Business online - Deposit refund

How the deposit refund scam works

  • Scenario A
    1. You, as a supplier, get an urgent order via telephone or email.
    2. A deal is structured, usually involving a direct deposit into your bank account.
    3. A copy of the stamped bank deposit slip for cash is faxed to you.
    4. Goods are released to fraudsters.
    5. A fraudulent cheque is deposited instead of cash, and the deposit slip is fraudulently amended.
    6. The cheque is unpaid due to it being fraudulent.
    7. Your bank account is debited.
    8. You are unable to contact the ‘client’ and suffer the loss.
  • Scenario B
    1. You, as a supplier, get an urgent order via telephone or email.
    2. A copy of a stamped bank deposit slip for cash, for a higher amount than originally agreed upon, is faxed to you.
    3. The ‘client’ then contacts you and requests that the excess amount be returned via electronic transfer into a specified account.
    4. On the strength of the faxed copy of the deposit slip, you refund the excess amount.
    5. A fraudulent cheque was deposited instead of cash, and the deposit slip was fraudulently amended.
    6. The cheque is unpaid due to it being fraudulent.
    7. Your bank account is debited.
    8. You are unable to contact the ‘client’ and suffer the loss as the funds have already been withdrawn from the fraudster’s account.
  • Scenario C
    1. You, as a supplier, get an urgent order via telephone or email.
    2. A copy of a stamped bank deposit slip for cash, for a higher amount than originally agreed upon, is faxed to you.
    3. An Internet transfer receipt is fraudulently manipulated to reflect a ‘transfer’ to your account. The transfer could be for the exact amount of the order as in Scenario A, or for an amount in excess of the agreed amount as in Scenario B.
    4. The fraudulent Internet receipt is faxed to you.
    5. The goods are released to the criminals or the ‘excess’ refunded as previously described.
    6. Your bank account is debited.
    7. You are unable to contact the ’client’ and suffer the loss as the funds have already been withdrawn from the fraudster’s account.
  • Scenario D
    1. A cheque is deposited to your account without your knowledge.
    2. A letter on a false letterhead purporting to be that of a well-known entity or institution is faxed to you stating that an amount has been paid to your account. The letter provides details of an account to which the ‘refund’ must be made.
    3. You are sometimes contacted by someone who then confirms the content of the letter, stating that it is important to make the refund as soon as possible.
    4. You make the payment.
    5. The cheque is unpaid, leaving you out of pocket.
  • Do

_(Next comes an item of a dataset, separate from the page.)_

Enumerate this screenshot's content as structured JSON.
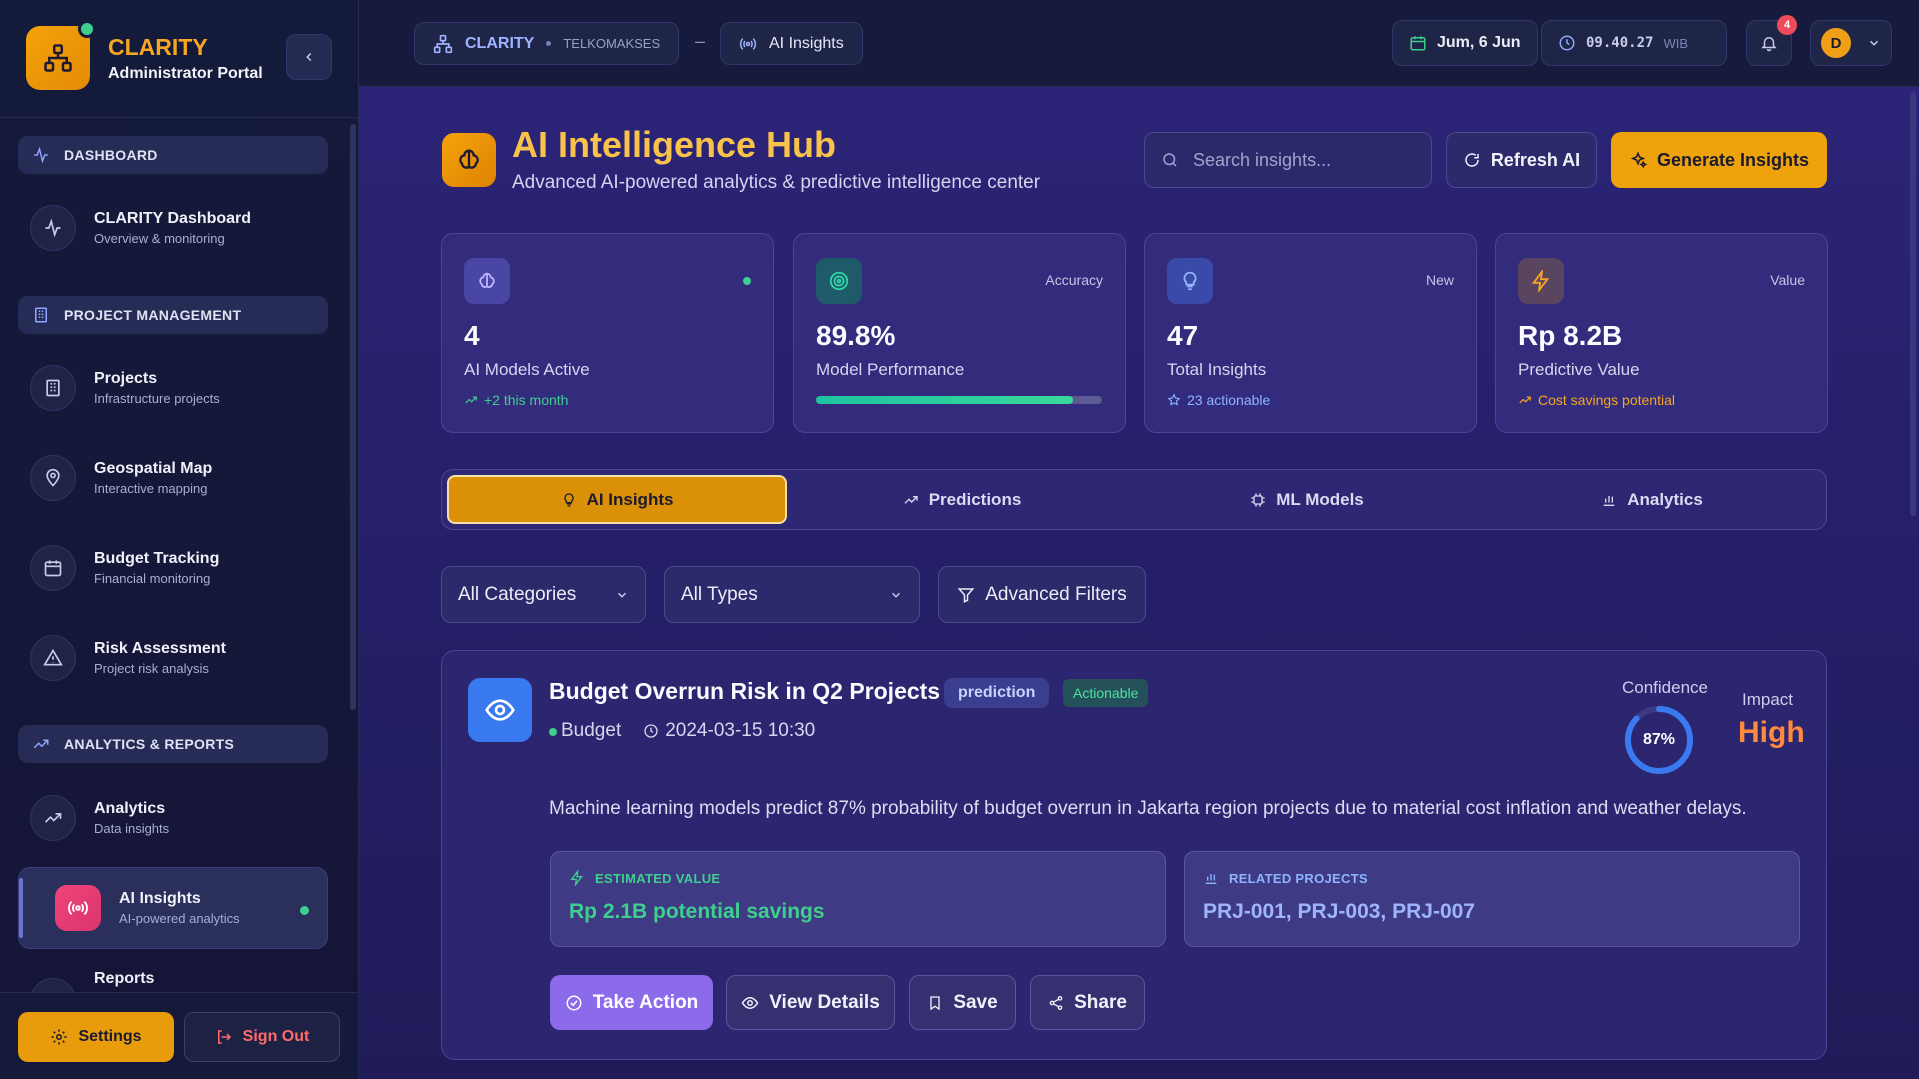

    Contact the entity or institution on a number ascertained from the telephone directory and confirm the request. Be cautious of clients who want to ‘keep their distance’. Retain complete records. Confirm details of payments with your bank.

  • Don't

    Be pressurised due to urgency.
    Relax controls and procedures.
    Proceed if you have any doubts.
    Use the number provided by a caller or provided on a faxed letter.